Irish firm signs J1 worker deal with T-Mobile USA

26 Apr 2004

Irish mobile firm has signed a two-year contract with T-Mobile USA to provide J1 visa holders from more than 20 countries worldwide, that will be working in the US for the summer, with prepaid mobile phone services for the duration of their time there., which is headed by former USIT product development manager Colman Lydon, was launched a year ago to serve the mobile communication needs of Irish J1 visa workers spending the summer months working in America. Because the US mobile networks are incompatible with predominantly European GSM phones, many students are typically without mobile phones in America. Lydon identified a market opportunity with a value in excess of €25m.

As well as providing services to Irish and UK J1 workers during the summer months, Fonepool also serves Australian and New Zealand J1 workers during the winter months. In two months the company will expand its services to cover 20 countries, including workers from Central and Eastern Europe.

Lydon explained: “Our market has effectively grown from a captive audience of 10,000 last year to 60,000 in 2004. The market gets bigger when you think that summer and winter combined more than 200,000 people visit the State on a J1 visa and that’s the market we want to capture with our phone sales.”

Teething problems last year in the shape of a relatively small prepaid mobile penetration in the States (less than 10pc of all total mobile services) as well as a lack of cross-Atlantic SMS services, prompted to seek an alliance with T-Mobile USA, whose German parents Deutsche Telekom are supportive of prepaid market trends.

Under the service, student workers for €87 can buy a tri-band phone that works with the TDMA (time division multiple access) services across the US, including €40 credit. “They’re entitled to keep the phones and use them again if they return the following year. Otherwise we would reimburse them 20pc of the cost of the phone if they choose to return the phone.”

Another teething problem discovered by was the lack of locations or stores where prepaid phone users could top up their services.
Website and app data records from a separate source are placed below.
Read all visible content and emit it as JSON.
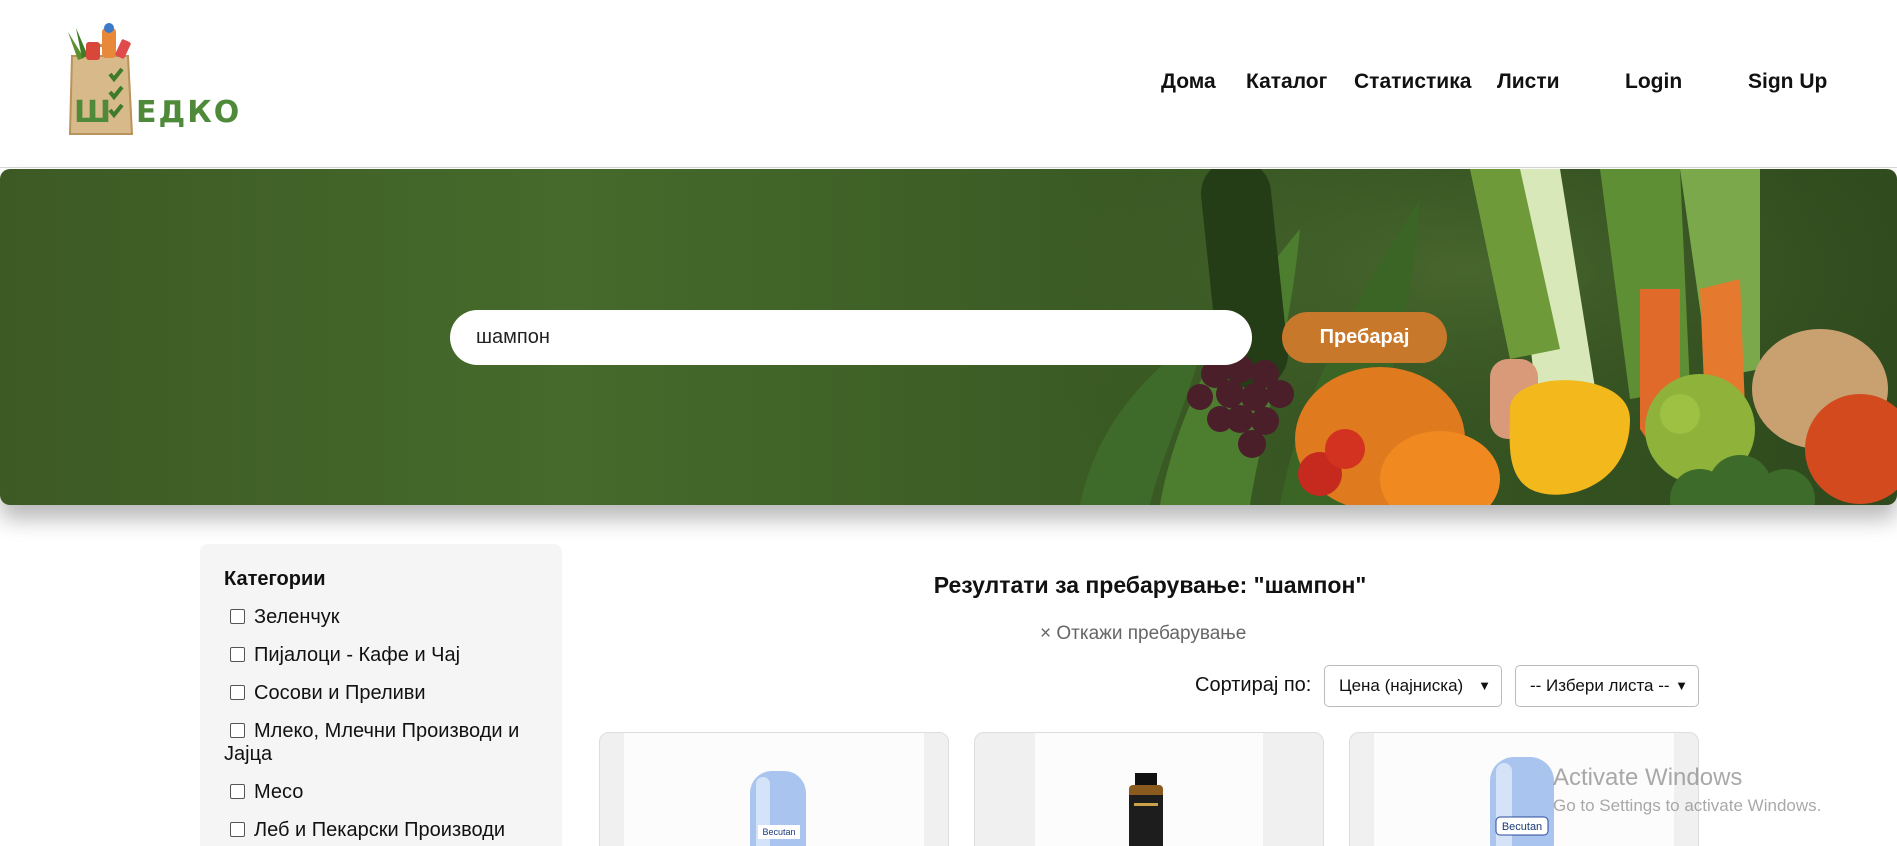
{
  "header": {
    "logo_text": "ШЕДКО",
    "nav": {
      "home": "Дома",
      "catalog": "Каталог",
      "statistics": "Статистика",
      "lists": "Листи",
      "login": "Login",
      "signup": "Sign Up"
    }
  },
  "hero": {
    "search_value": "шампон",
    "search_button": "Пребарај"
  },
  "sidebar": {
    "title": "Категории",
    "categories": [
      "Зеленчук",
      "Пијалоци - Кафе и Чај",
      "Сосови и Преливи",
      "Млеко, Млечни Производи и Јајца",
      "Месо",
      "Леб и Пекарски Производи"
    ]
  },
  "results": {
    "title": "Резултати за пребарување: \"шампон\"",
    "cancel": "× Откажи пребарување",
    "sort_label": "Сортирај по:",
    "sort_selected": "Цена (најниска)",
    "list_selected": "-- Избери листа --"
  },
  "products": [
    {
      "brand": "Becutan",
      "icon": "shampoo-bottle-blue"
    },
    {
      "brand": "",
      "icon": "shampoo-bottle-dark"
    },
    {
      "brand": "Becutan",
      "icon": "shampoo-bottle-blue"
    }
  ],
  "watermark": {
    "line1": "Activate Windows",
    "line2": "Go to Settings to activate Windows."
  },
  "colors": {
    "brand_green": "#4f8a3a",
    "search_button": "#c8782a",
    "hero_bg": "#3d5a25"
  }
}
According to Lydon, is working with a Dublin-based mobile software company to deliver an application that enables students in the States to simply text message a demand for fresh credit to a specific stateside mobile number which in turn would trigger a transaction for the appropriate amount from the student’s, or their parent’s, credit card.
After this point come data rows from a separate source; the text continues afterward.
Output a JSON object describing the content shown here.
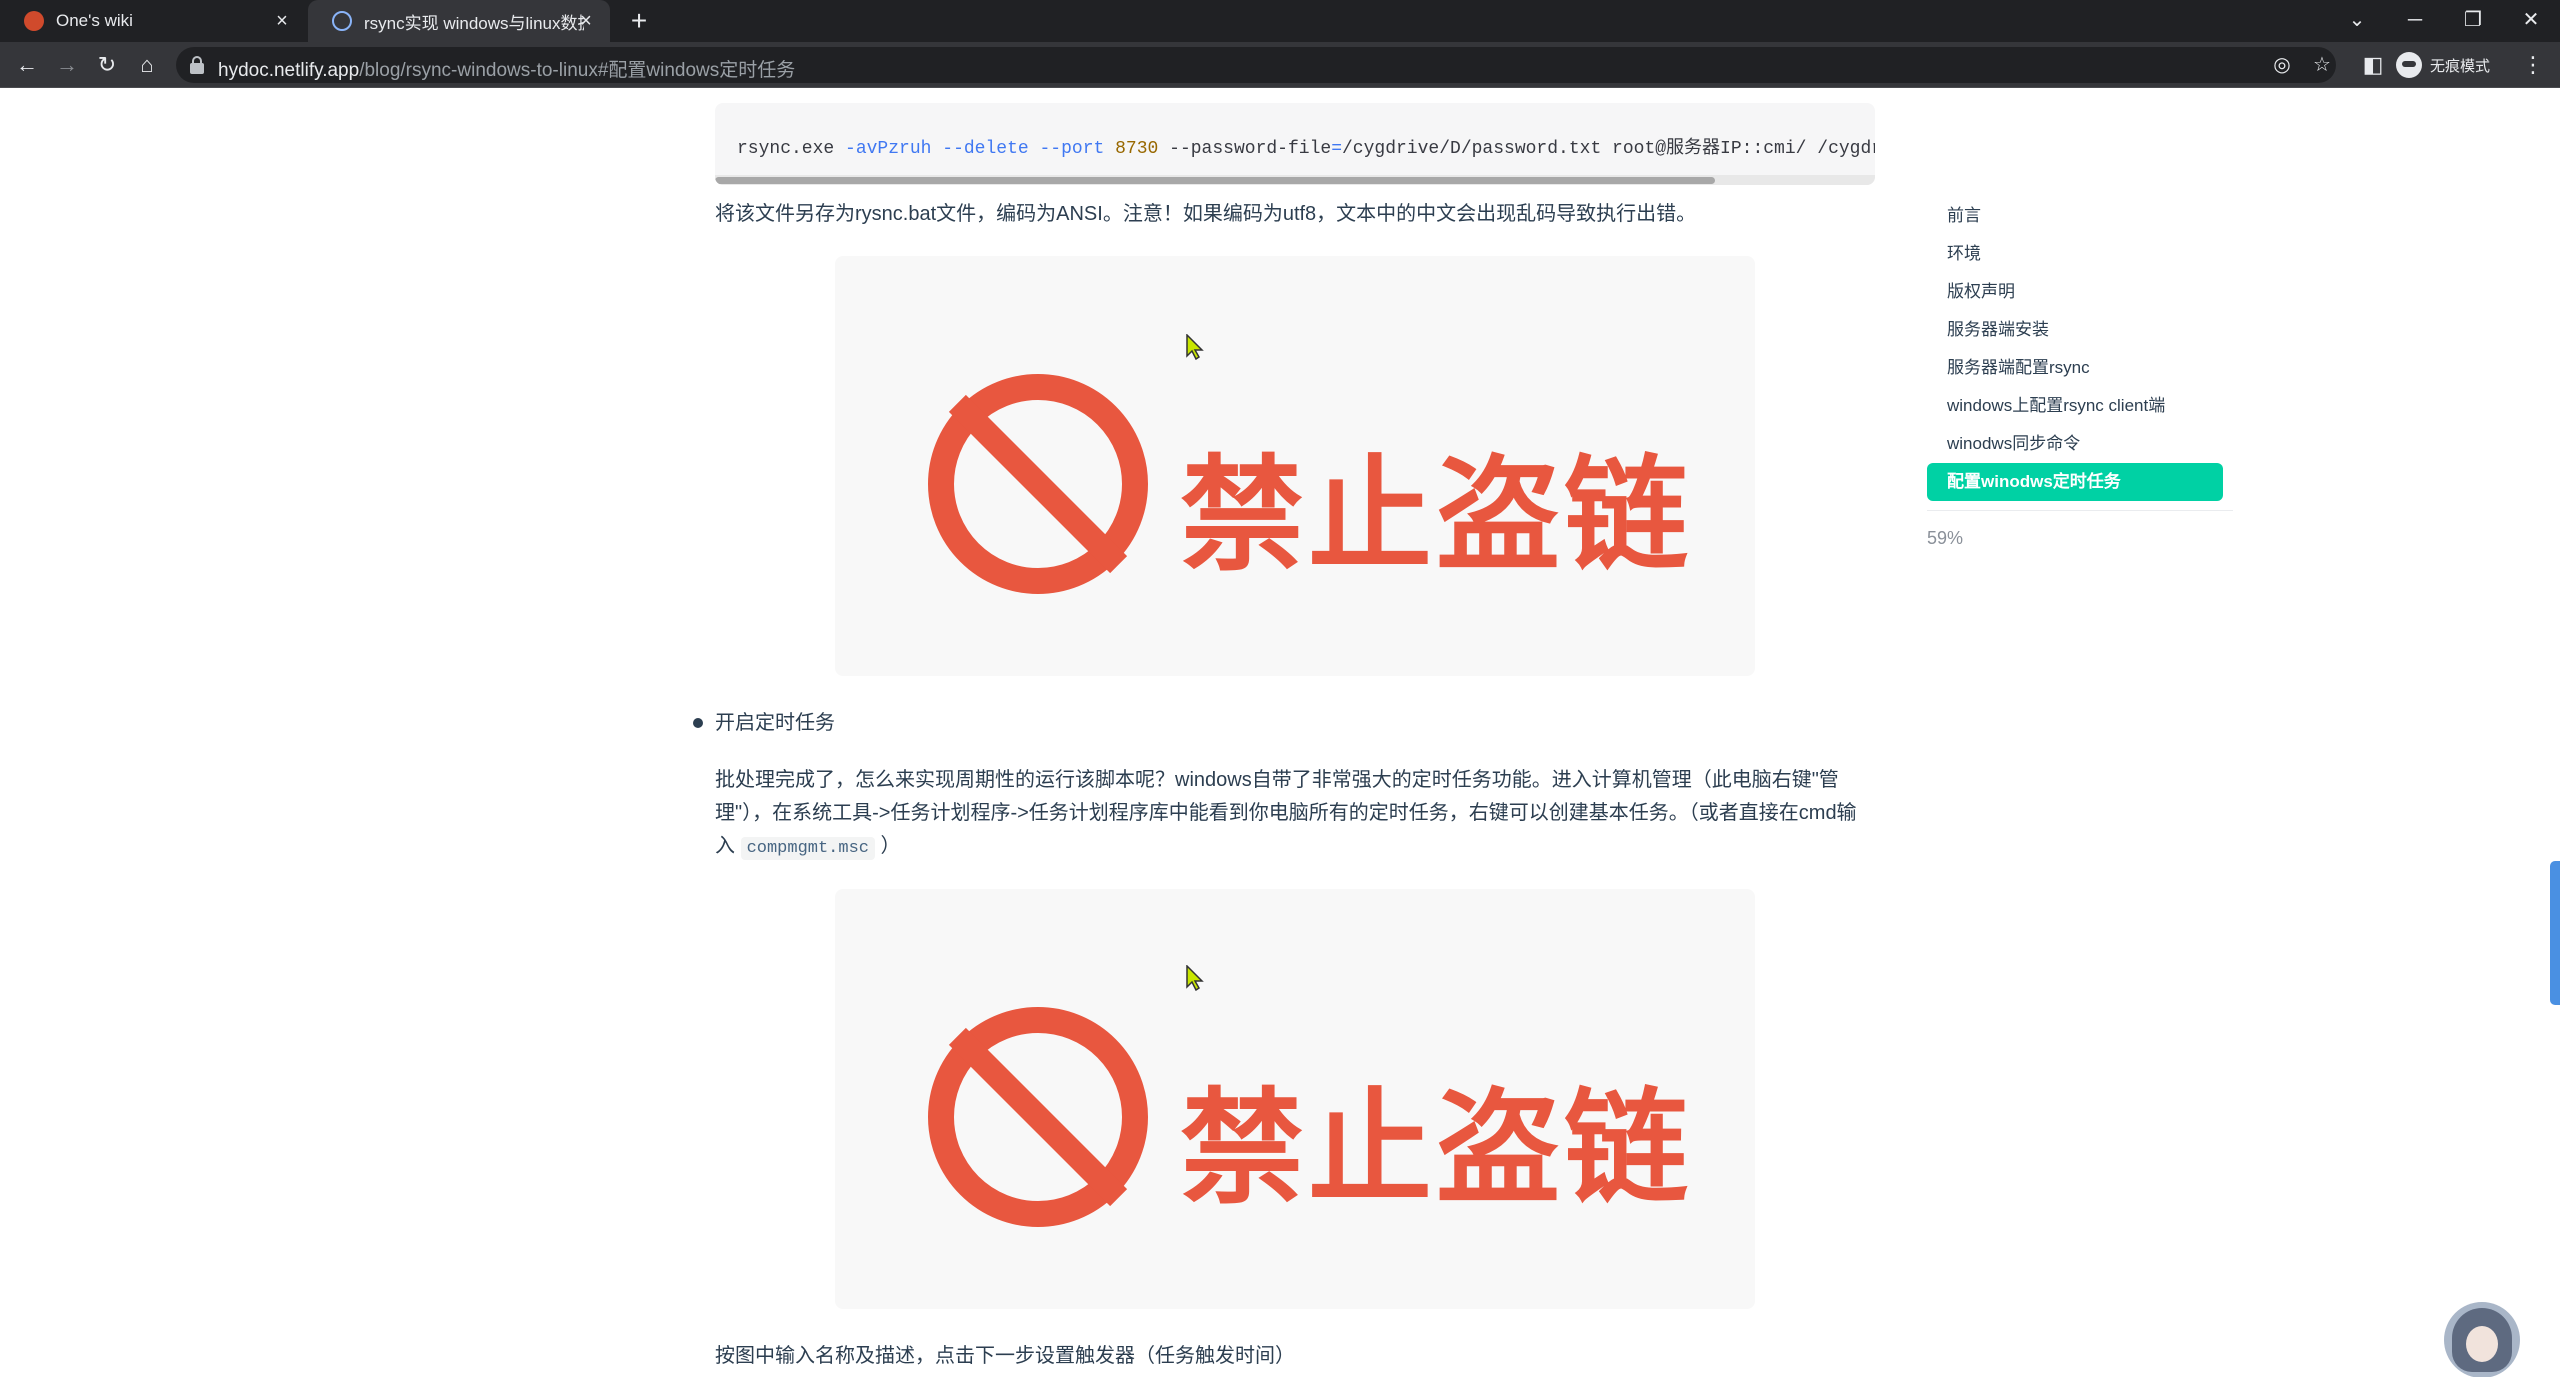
{
  "browser": {
    "tabs": [
      {
        "title": "One's wiki",
        "active": false
      },
      {
        "title": "rsync实现 windows与linux数据",
        "active": true
      }
    ],
    "url_host": "hydoc.netlify.app",
    "url_path": "/blog/rsync-windows-to-linux#配置windows定时任务",
    "profile_label": "无痕模式"
  },
  "article": {
    "code": {
      "cmd": "rsync.exe",
      "flag1": "-avPzruh",
      "flag2": "--delete",
      "flag3": "--port",
      "port": "8730",
      "rest_a": "--password-file",
      "eq": "=",
      "rest_b": "/cygdrive/D/password.txt root@服务器IP::cmi/ /cygdrive"
    },
    "para1": "将该文件另存为rysnc.bat文件，编码为ANSI。注意！如果编码为utf8，文本中的中文会出现乱码导致执行出错。",
    "image_text": "禁止盗链",
    "bullet1": "开启定时任务",
    "para2": "批处理完成了，怎么来实现周期性的运行该脚本呢？windows自带了非常强大的定时任务功能。进入计算机管理（此电脑右键\"管理\"），在系统工具->任务计划程序->任务计划程序库中能看到你电脑所有的定时任务，右键可以创建基本任务。（或者直接在cmd输入",
    "para2_code": "compmgmt.msc",
    "para2_end": "）",
    "para3": "按图中输入名称及描述，点击下一步设置触发器（任务触发时间）"
  },
  "toc": {
    "items": [
      {
        "label": "前言",
        "active": false
      },
      {
        "label": "环境",
        "active": false
      },
      {
        "label": "版权声明",
        "active": false
      },
      {
        "label": "服务器端安装",
        "active": false
      },
      {
        "label": "服务器端配置rsync",
        "active": false
      },
      {
        "label": "windows上配置rsync client端",
        "active": false
      },
      {
        "label": "winodws同步命令",
        "active": false
      },
      {
        "label": "配置winodws定时任务",
        "active": true
      }
    ],
    "progress": "59%"
  },
  "colors": {
    "accent": "#00d1a4",
    "ban_red": "#e8573f"
  }
}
“Remote recharge is something we have been working towards since day one. The students can buy credit when and where they please from us by simply sending a text message. Our partner on the payment side of things is Bank of Scotland’s WorldPay division. We currently process sales in five currencies, including euros, sterling and US, Australian and New Zealand dollars and will soon include other currencies as well. It’s up to the students themselves if they want to opt in or out of the SMS payment option,” Lydon explained.

Lydon added that the company is planning to offer similar prepaid mobile services to the 15,000 Irish people who travel to Australia as part of the Work Australia programme and has signed a distribution deal with Australian mobile network operator Optos.

By John Kennedy